Give this song a listen with me as we celebrate FIFTY years (not Five Years) since Ziggy Stardust was recorded… wow… and see what the experts are saying.

Accounting for the Future – It Ain’t Easy

I had a conversation with a client the other day and found myself talking them out of expanding programs in favour of a longer-term and more measured approach. And then I read this very timely blog post of Seth Godin’s that really hit home – people always address ‘now’ problems before they work on ‘later’ problems:

On one night in 2004, you might have had two choices. You could go out for a fancy dinner with friends, or you could buy one share of Google at their IPO. A couple of decades later, your dinner is forgotten but the shares are up many times.

Of course, some people did buy that stock. That’s not because they encountered an opportunity to save for their retirement 18 years later. It’s because they told themselves a story that people in their shoes sent money to the market that day. They turned a problem in the future (retirement) into a problem for the now (I’m a loser if I go out to this dinner instead).

All problems are short-term problems if we tell ourselves the right story. But we usually don’t, because we discount the future significantly. A grilled cheese sandwich today is more important than two grilled cheese sandwiches next week. Unless we tell ourselves a present and urgent story about what it feels like to ignore the future.

Not only do we need to tell ourselves the right story, but we need to tell our buyers the right story. You need to hang onto yourself if you’re going to expect anyone else to. How else can we get them to trust their budgets with us and make potential career-impacting bets on our solutions?

Bowie Bonds

If you’ve been following this sort of financial transaction, you’ll know of Bowie Bonds which were issued in 1997. Bonds totaling $55 million USD were sold, backed by the revenue generated by Bowie’s songs from his 25 albums recorded before 1990. Bowie then used a portion of that cash to buy older recordings of his music.
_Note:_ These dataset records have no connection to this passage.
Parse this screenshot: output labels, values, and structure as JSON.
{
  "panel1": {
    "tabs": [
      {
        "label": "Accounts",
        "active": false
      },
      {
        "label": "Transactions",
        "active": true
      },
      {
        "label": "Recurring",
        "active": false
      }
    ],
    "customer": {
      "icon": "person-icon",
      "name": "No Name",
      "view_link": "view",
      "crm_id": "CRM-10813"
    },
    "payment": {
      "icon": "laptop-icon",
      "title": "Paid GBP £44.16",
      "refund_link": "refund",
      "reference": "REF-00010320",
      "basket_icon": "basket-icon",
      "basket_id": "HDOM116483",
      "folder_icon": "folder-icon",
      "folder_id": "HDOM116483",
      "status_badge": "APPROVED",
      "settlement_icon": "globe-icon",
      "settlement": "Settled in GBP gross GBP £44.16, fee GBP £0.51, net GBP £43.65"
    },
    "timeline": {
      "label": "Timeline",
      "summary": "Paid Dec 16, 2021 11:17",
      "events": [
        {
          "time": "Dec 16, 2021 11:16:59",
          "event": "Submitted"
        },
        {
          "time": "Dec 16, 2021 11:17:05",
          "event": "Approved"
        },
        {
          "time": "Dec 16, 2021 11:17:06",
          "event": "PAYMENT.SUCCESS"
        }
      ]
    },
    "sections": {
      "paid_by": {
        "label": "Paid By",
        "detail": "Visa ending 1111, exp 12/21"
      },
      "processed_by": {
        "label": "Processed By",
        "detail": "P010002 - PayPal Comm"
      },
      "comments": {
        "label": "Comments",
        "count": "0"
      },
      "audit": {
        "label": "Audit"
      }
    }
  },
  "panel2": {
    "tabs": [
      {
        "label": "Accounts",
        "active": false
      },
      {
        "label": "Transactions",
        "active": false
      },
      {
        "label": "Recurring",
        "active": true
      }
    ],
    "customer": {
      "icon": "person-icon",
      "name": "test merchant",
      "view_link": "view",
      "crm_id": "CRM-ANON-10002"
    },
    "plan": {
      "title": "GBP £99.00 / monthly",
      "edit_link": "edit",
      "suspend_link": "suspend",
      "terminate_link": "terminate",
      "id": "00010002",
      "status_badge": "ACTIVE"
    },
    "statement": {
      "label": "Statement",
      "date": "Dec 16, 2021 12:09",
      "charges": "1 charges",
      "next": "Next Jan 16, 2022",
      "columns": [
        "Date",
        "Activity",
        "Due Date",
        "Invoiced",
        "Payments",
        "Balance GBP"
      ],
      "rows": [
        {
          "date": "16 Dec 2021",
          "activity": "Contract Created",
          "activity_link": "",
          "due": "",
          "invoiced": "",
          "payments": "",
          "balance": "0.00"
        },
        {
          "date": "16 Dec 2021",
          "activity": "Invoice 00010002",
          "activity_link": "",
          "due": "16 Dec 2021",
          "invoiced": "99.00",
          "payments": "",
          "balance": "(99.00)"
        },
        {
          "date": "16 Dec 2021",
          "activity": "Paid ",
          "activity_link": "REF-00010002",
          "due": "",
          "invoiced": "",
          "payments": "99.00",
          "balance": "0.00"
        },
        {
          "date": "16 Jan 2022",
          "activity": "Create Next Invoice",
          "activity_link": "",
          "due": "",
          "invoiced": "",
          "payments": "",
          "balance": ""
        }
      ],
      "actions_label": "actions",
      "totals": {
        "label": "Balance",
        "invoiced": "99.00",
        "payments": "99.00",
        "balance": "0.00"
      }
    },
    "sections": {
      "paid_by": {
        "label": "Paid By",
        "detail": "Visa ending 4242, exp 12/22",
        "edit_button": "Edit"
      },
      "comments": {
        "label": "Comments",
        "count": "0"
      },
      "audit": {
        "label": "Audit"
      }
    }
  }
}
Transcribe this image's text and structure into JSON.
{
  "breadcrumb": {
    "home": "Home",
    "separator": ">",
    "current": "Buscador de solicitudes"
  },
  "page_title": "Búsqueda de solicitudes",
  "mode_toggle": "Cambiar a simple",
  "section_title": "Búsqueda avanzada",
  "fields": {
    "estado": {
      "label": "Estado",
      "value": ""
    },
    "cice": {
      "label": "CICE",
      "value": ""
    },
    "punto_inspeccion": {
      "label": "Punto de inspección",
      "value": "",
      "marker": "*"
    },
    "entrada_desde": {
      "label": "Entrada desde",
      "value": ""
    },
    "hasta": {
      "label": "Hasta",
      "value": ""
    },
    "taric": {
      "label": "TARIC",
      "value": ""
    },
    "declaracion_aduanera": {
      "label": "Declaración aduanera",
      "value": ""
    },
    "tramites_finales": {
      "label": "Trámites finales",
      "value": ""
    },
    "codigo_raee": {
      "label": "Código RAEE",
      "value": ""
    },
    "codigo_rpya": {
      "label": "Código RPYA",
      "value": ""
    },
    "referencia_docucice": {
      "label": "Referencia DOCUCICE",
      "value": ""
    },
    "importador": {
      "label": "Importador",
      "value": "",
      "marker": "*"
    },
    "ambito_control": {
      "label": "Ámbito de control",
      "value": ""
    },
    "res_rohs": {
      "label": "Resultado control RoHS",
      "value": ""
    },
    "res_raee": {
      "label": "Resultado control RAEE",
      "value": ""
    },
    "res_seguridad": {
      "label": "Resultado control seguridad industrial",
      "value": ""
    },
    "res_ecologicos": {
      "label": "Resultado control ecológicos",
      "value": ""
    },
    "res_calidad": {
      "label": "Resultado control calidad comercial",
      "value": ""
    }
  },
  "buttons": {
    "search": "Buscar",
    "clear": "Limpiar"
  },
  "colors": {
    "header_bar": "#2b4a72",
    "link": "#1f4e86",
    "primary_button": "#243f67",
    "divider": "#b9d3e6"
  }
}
Ten years later, those bonds matured and the rights to all the songs reverted to Bowie. It was a shrewd, risky, but ultimately successful financial ploy – at least for Bowie.

And earlier this year we learned that Warner Music Group acquired the global music publishing rights to Bowie’s entire musical catalogue for a rumored $250 million.

Who says you can’t be an artist AND a business person? I think Bowie has shown us that you can be shrewd in how you manage your intellectual assets – and it’s not always rock ‘n’ roll suicide to try and manage your assets well!

Click here to see a running list of catalogue deals to date.

As always, don’t hesitate to call me to brainstorm or just say hello.

Looking forward,

Rick Endrulat, President | ricke@v-causeway.com | www.linkedin.com/in/rickendrulat